I return to work Tuesday, June 14, the following day.  I can barely look at patients and their families.  We share shoes.  My eyes are weary and dull just like their eyes. I turn away from them in case they wonder if the sadness in my eyes reflects bad news I heard about myself or them. I have a deeper empathy for those who are waiting for biopsy results, the spinal cord injured awaiting prognosis, those who are vent dependent and don’t know if they will wean, and families of patients with disorders of consciousness who wonder if their loved one will return to the land of awareness. I, like them, are in the land of not knowing. I prefer that no one asks me how Myson is doing. There is nothing to say in response.

It’s Friday, June 17, one week later. At work, I can be with patients and families as I can now compartmentalize my emotions and fully empathize. Once home, my heart breaks even though Myson reports some improvement in his vision and can continue with his daily routine both in and out of school. We wait for the neuro-ophthalmology appointment on Tuesday, June 21, and hope for a diagnosis with a good prognosis.

Tuesday’s neuro-ophthalmology appointment approaches slowly.  I start a list of questions. Will Myson’s vision get better?  Is there brain involvement?  Is it chronic?  How will he play sports without getting hurt?  Will summer camp allow him to come if asked to keep an extra eye on him?  What if this doctor sends us for more brain or spine tests?  Once we park at the doctor’s office, waiting will move towards the anticipation stage with all the emotional and visceral responses. My gut will be in knots. I will be hyper-vigilant. I will try to slow my heart rate down as it will be pounding in my ears.

Anticipation will become full throttle once Myson’s name is called in the waiting room.  It will be a familiar feeling.  Before the doctor gives us his diagnosis, I will briefly stare at my son and weakly smile wondering if I should take his hand or if this will further alarm him.

As I write this narrative on Sunday, June 19, two days before the neuro-ophthalmology appointment, I don’t know the end of this story. I am afraid.  I am weary. I will try to protect my son whom I love dearly, from seeing my fear.  I have support.  So, while my thoughts and emotions run amok in my head, I am not truly alone.  In fact, I suppose that you, the readers, are also waiting with me.


It is February, 2017, and Myson’s vision has improved. 8 months, 5 doctor visits, 6 computerized eye tests and 2 MRI’s later, we still do not have a definitive diagnosis.  Our next appointment with the neuro-ophthalmologist is in June, 2017, which will be a year since this horror began.

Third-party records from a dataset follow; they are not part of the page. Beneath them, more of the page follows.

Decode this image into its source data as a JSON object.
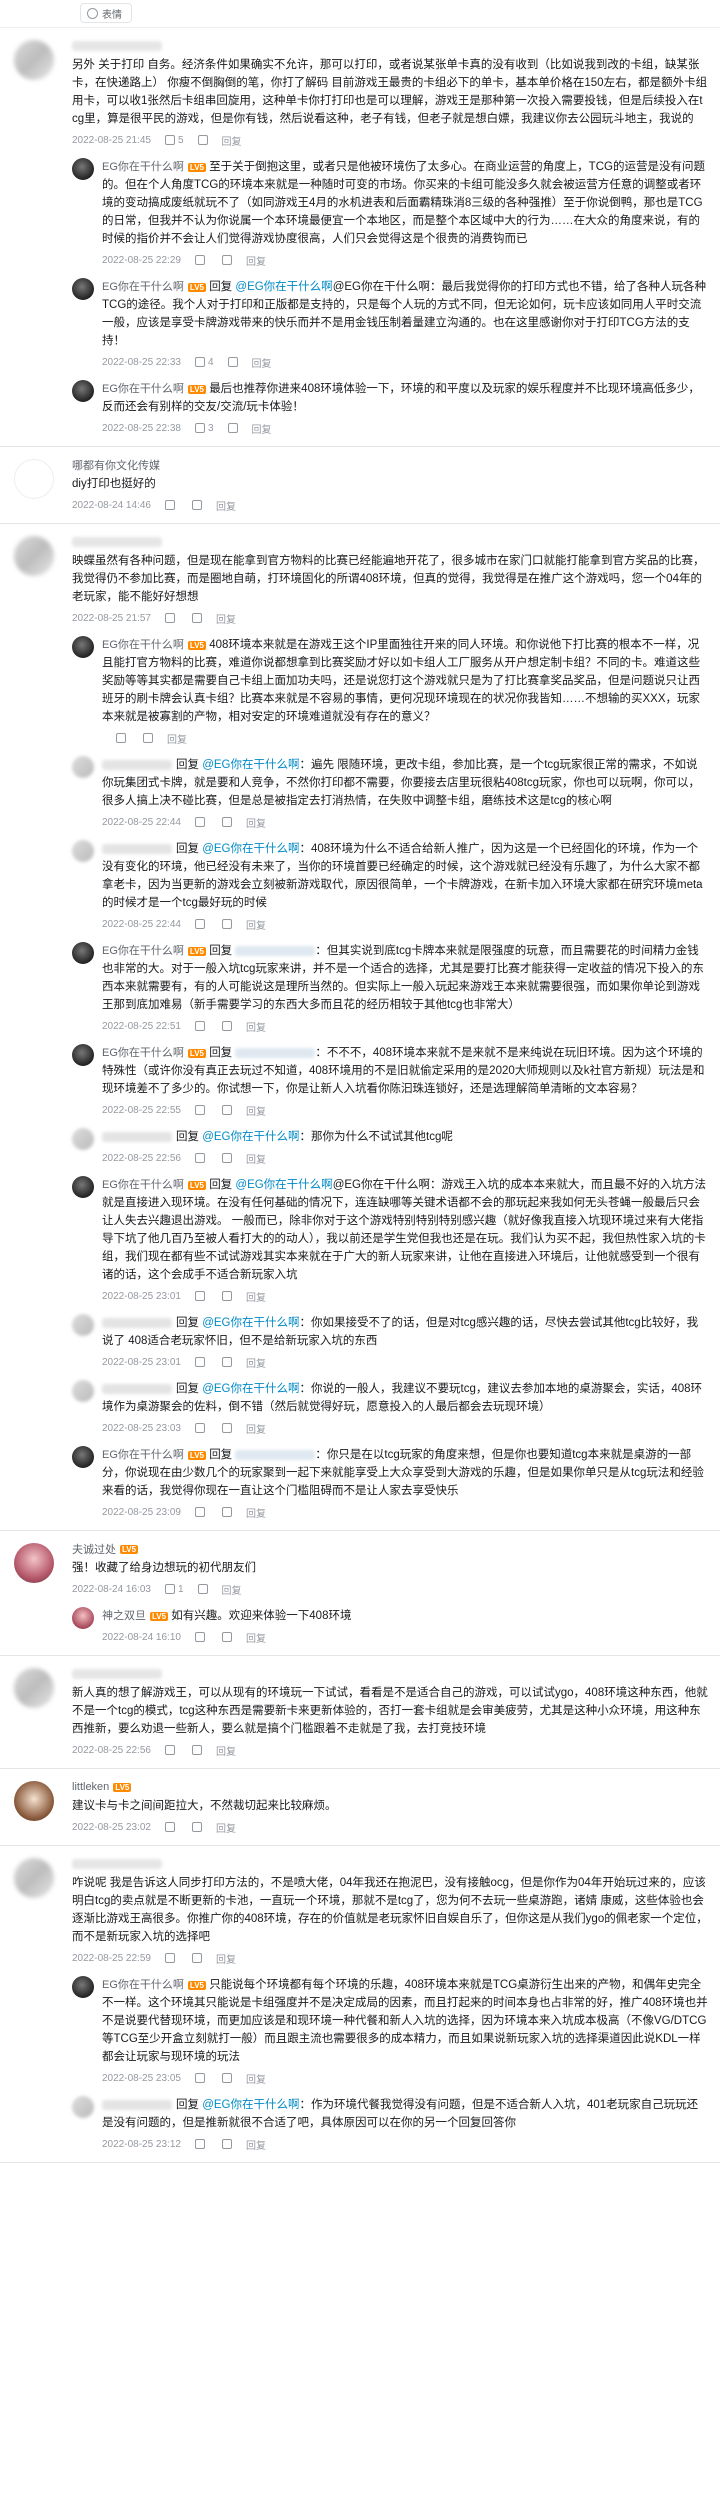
{
  "emoji_button": {
    "label": "表情",
    "icon": "smile-icon"
  },
  "reply_label": "回复",
  "comments": [
    {
      "username": "",
      "text": "另外 关于打印 自务。经济条件如果确实不允许，那可以打印，或者说某张单卡真的没有收到（比如说我到改的卡组，缺某张卡，在快递路上） 你瘦不倒胸倒的笔，你打了解码 目前游戏王最贵的卡组必下的单卡，基本单价格在150左右，都是额外卡组用卡，可以收1张然后卡组串回旋用，这种单卡你打打印也是可以理解，游戏王是那种第一次投入需要投钱，但是后续投入在tcg里，算是很平民的游戏，但是你有钱，然后说看这种，老子有钱，但老子就是想白嫖，我建议你去公园玩斗地主，我说的",
      "date": "2022-08-25 21:45",
      "likes": "5",
      "replies": [
        {
          "username": "EG你在干什么啊",
          "level": "LV5",
          "text": "至于关于倒抱这里，或者只是他被环境伤了太多心。在商业运营的角度上，TCG的运营是没有问题的。但在个人角度TCG的环境本来就是一种随时可变的市场。你买来的卡组可能没多久就会被运营方任意的调整或者环境的变动搞成废纸就玩不了（如同游戏王4月的水机进表和后面霸精珠消8三级的各种强推）至于你说倒鸭，那也是TCG的日常，但我并不认为你说属一个本环境最便宜一个本地区，而是整个本区域中大的行为……在大众的角度来说，有的时候的指价并不会让人们觉得游戏协度很高，人们只会觉得这是个很贵的消费钩而已",
          "date": "2022-08-25 22:29",
          "likes": "",
          "reply_prefix": "",
          "at": ""
        },
        {
          "username": "EG你在干什么啊",
          "level": "LV5",
          "text": "@EG你在干什么啊：最后我觉得你的打印方式也不错，给了各种人玩各种TCG的途径。我个人对于打印和正版都是支持的，只是每个人玩的方式不同，但无论如何，玩卡应该如同用人平时交流一般，应该是享受卡牌游戏带来的快乐而并不是用金钱压制着量建立沟通的。也在这里感谢你对于打印TCG方法的支持！",
          "date": "2022-08-25 22:33",
          "likes": "4",
          "reply_prefix": "回复",
          "at": "@EG你在干什么啊"
        },
        {
          "username": "EG你在干什么啊",
          "level": "LV5",
          "text": "最后也推荐你进来408环境体验一下，环境的和平度以及玩家的娱乐程度并不比现环境高低多少，反而还会有别样的交友/交流/玩卡体验！",
          "date": "2022-08-25 22:38",
          "likes": "3",
          "reply_prefix": "",
          "at": ""
        }
      ]
    },
    {
      "username": "哪都有你文化传媒",
      "text": "diy打印也挺好的",
      "date": "2022-08-24 14:46",
      "likes": "",
      "replies": []
    },
    {
      "username": "",
      "text": "映蝶虽然有各种问题，但是现在能拿到官方物料的比赛已经能遍地开花了，很多城市在家门口就能打能拿到官方奖品的比赛，我觉得仍不参加比赛，而是圈地自萌，打环境固化的所谓408环境，但真的觉得，我觉得是在推广这个游戏吗，您一个04年的老玩家，能不能好好想想",
      "date": "2022-08-25 21:57",
      "likes": "",
      "replies": [
        {
          "username": "EG你在干什么啊",
          "level": "LV5",
          "text": "408环境本来就是在游戏王这个IP里面独往开来的同人环境。和你说他下打比赛的根本不一样，况且能打官方物料的比赛，难道你说都想拿到比赛奖励才好以如卡组人工厂服务从开户想定制卡组？不同的卡。难道这些奖励等等其实都是需要自己卡组上面加功夫吗，还是说您打这个游戏就只是为了打比赛拿奖品奖品，但是问题说只让西班牙的刷卡牌会认真卡组？比赛本来就是不容易的事情，更何况现环境现在的状况你我皆知……不想输的买XXX，玩家本来就是被寡割的产物，相对安定的环境难道就没有存在的意义？",
          "date": "",
          "likes": "",
          "reply_prefix": "",
          "at": ""
        },
        {
          "username": "",
          "level": "",
          "text": "：遍先 限随环境，更改卡组，参加比赛，是一个tcg玩家很正常的需求，不如说你玩集团式卡牌，就是要和人竞争，不然你打印都不需要，你要接去店里玩很粘408tcg玩家，你也可以玩啊，你可以，很多人搞上决不碰比赛，但是总是被指定去打消热情，在失败中调整卡组，磨练技术这是tcg的核心啊",
          "date": "2022-08-25 22:44",
          "likes": "",
          "reply_prefix": "回复",
          "at": "@EG你在干什么啊"
        },
        {
          "username": "",
          "level": "",
          "text": "：408环境为什么不适合给新人推广，因为这是一个已经固化的环境，作为一个没有变化的环境，他已经没有未来了，当你的环境首要已经确定的时候，这个游戏就已经没有乐趣了，为什么大家不都拿老卡，因为当更新的游戏会立刻被新游戏取代，原因很简单，一个卡牌游戏，在新卡加入环境大家都在研究环境meta的时候才是一个tcg最好玩的时候",
          "date": "2022-08-25 22:44",
          "likes": "",
          "reply_prefix": "回复",
          "at": "@EG你在干什么啊"
        },
        {
          "username": "EG你在干什么啊",
          "level": "LV5",
          "text": "：但其实说到底tcg卡牌本来就是限强度的玩意，而且需要花的时间精力金钱也非常的大。对于一般入坑tcg玩家来讲，并不是一个适合的选择，尤其是要打比赛才能获得一定收益的情况下投入的东西本来就需要有，有的人可能说这是理所当然的。但实际上一般入玩起来游戏王本来就需要很强，而如果你单论到游戏王那到底加难易（新手需要学习的东西大多而且花的经历相较于其他tcg也非常大）",
          "date": "2022-08-25 22:51",
          "likes": "",
          "reply_prefix": "回复",
          "at": ""
        },
        {
          "username": "EG你在干什么啊",
          "level": "LV5",
          "text": "：不不不，408环境本来就不是来就不是来纯说在玩旧环境。因为这个环境的特殊性（或许你没有真正去玩过不知道，408环境用的不是旧就偷定采用的是2020大师规则以及k社官方新规）玩法是和现环境差不了多少的。你试想一下，你是让新人入坑看你陈汩珠连锁好，还是选理解简单清晰的文本容易？",
          "date": "2022-08-25 22:55",
          "likes": "",
          "reply_prefix": "回复",
          "at": ""
        },
        {
          "username": "",
          "level": "",
          "text": "：那你为什么不试试其他tcg呢",
          "date": "2022-08-25 22:56",
          "likes": "",
          "reply_prefix": "回复",
          "at": "@EG你在干什么啊"
        },
        {
          "username": "EG你在干什么啊",
          "level": "LV5",
          "text": "@EG你在干什么啊：游戏王入坑的成本本来就大，而且最不好的入坑方法就是直接进入现环境。在没有任何基础的情况下，连连缺哪等关键术语都不会的那玩起来我如何无头苍蝇一般最后只会让人失去兴趣退出游戏。    一般而已，除非你对于这个游戏特别特别特别感兴趣（就好像我直接入坑现环境过来有大佬指导下坑了他几百乃至被人看打大的的动人），我以前还是学生党但我也还是在玩。我们认为买不起，我但热性家入坑的卡组，我们现在都有些不试试游戏其实本来就在于广大的新人玩家来讲，让他在直接进入环境后，让他就感受到一个很有诸的话，这个会成手不适合新玩家入坑",
          "date": "2022-08-25 23:01",
          "likes": "",
          "reply_prefix": "回复",
          "at": "@EG你在干什么啊"
        },
        {
          "username": "",
          "level": "",
          "text": "：你如果接受不了的话，但是对tcg感兴趣的话，尽快去尝试其他tcg比较好，我说了 408适合老玩家怀旧，但不是给新玩家入坑的东西",
          "date": "2022-08-25 23:01",
          "likes": "",
          "reply_prefix": "回复",
          "at": "@EG你在干什么啊"
        },
        {
          "username": "",
          "level": "",
          "text": "：你说的一般人，我建议不要玩tcg，建议去参加本地的桌游聚会，实话，408环境作为桌游聚会的佐料，倒不错（然后就觉得好玩，愿意投入的人最后都会去玩现环境）",
          "date": "2022-08-25 23:03",
          "likes": "",
          "reply_prefix": "回复",
          "at": "@EG你在干什么啊"
        },
        {
          "username": "EG你在干什么啊",
          "level": "LV5",
          "text": "：你只是在以tcg玩家的角度来想，但是你也要知道tcg本来就是桌游的一部分，你说现在由少数几个的玩家聚到一起下来就能享受上大众享受到大游戏的乐趣，但是如果你单只是从tcg玩法和经验来看的话，我觉得你现在一直让这个门槛阻碍而不是让人家去享受快乐",
          "date": "2022-08-25 23:09",
          "likes": "",
          "reply_prefix": "回复",
          "at": ""
        }
      ]
    },
    {
      "username": "夫诚过处",
      "text": "强！收藏了给身边想玩的初代朋友们",
      "date": "2022-08-24 16:03",
      "likes": "1",
      "replies": [
        {
          "username": "神之双旦",
          "level": "LV5",
          "text": "如有兴趣。欢迎来体验一下408环境",
          "date": "2022-08-24 16:10",
          "likes": "",
          "reply_prefix": "",
          "at": ""
        }
      ]
    },
    {
      "username": "",
      "text": "新人真的想了解游戏王，可以从现有的环境玩一下试试，看看是不是适合自己的游戏，可以试试ygo，408环境这种东西，他就不是一个tcg的模式，tcg这种东西是需要新卡来更新体验的，否打一套卡组就是会审美疲劳，尤其是这种小众环境，用这种东西推新，要么劝退一些新人，要么就是搞个门槛跟着不走就是了我，去打竞技环境",
      "date": "2022-08-25 22:56",
      "likes": "",
      "replies": []
    },
    {
      "username": "littleken",
      "text": "建议卡与卡之间间距拉大，不然裁切起来比较麻烦。",
      "date": "2022-08-25 23:02",
      "likes": "",
      "replies": []
    },
    {
      "username": "",
      "text": "咋说呢 我是告诉这人同步打印方法的，不是喷大佬，04年我还在抱泥巴，没有接触ocg，但是你作为04年开始玩过来的，应该明白tcg的卖点就是不断更新的卡池，一直玩一个环境，那就不是tcg了，您为何不去玩一些桌游跑，诸婧 康威，这些体验也会逐渐比游戏王高很多。你推广你的408环境，存在的价值就是老玩家怀旧自娱自乐了，但你这是从我们ygo的佩老家一个定位，而不是新玩家入坑的选择吧",
      "date": "2022-08-25 22:59",
      "likes": "",
      "replies": [
        {
          "username": "EG你在干什么啊",
          "level": "LV5",
          "text": "只能说每个环境都有每个环境的乐趣，408环境本来就是TCG桌游衍生出来的产物，和偶年史完全不一样。这个环境其只能说是卡组强度并不是决定成局的因素，而且打起来的时间本身也占非常的好，推广408环境也并不是说要代替现环境，而更加应该是和现环境一种代餐和新人入坑的选择，因为环境本来入坑成本极高（不像VG/DTCG等TCG至少开盒立刻就打一般）而且跟主流也需要很多的成本精力，而且如果说新玩家入坑的选择渠道因此说KDL一样都会让玩家与现环境的玩法",
          "date": "2022-08-25 23:05",
          "likes": "",
          "reply_prefix": "",
          "at": ""
        },
        {
          "username": "",
          "level": "",
          "text": "：作为环境代餐我觉得没有问题，但是不适合新人入坑，401老玩家自己玩玩还是没有问题的，但是推新就很不合适了吧，具体原因可以在你的另一个回复回答你",
          "date": "2022-08-25 23:12",
          "likes": "",
          "reply_prefix": "回复",
          "at": "@EG你在干什么啊"
        }
      ]
    }
  ]
}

We hope and pray the tests and examination yield a favorable diagnosis and prognosis that brings us closure.

As the June appointment nears, a few months from now, waiting will turn to anticipating with familiarity and Myson’s nightmares will return in full force.  At least I know what to expect, when that foo (i.e., shoe) once again attaches itself to my other foot.

About the Author(s)

Joyce Fichtenbaum, PhD

Joyce Fichtenbaum, PhD, is a Rehabilitation Psychologist with over 20 years of experience. She received her PhD degree from Columbia University, NYC. She currently works with individuals and families who have experienced a life-changing medical diagnosis, including spinal cord injury, cancer and disorders of consciousness, in an inpatient rehabilitation setting. The personal experience she shares about the health of her son, Myson, changes her understanding, empathy, and treatment of individuals and their families who are trying to cope with life-altering injuries.


Your email address will not be published. Required fields are marked *

Show Buttons
Hide Buttons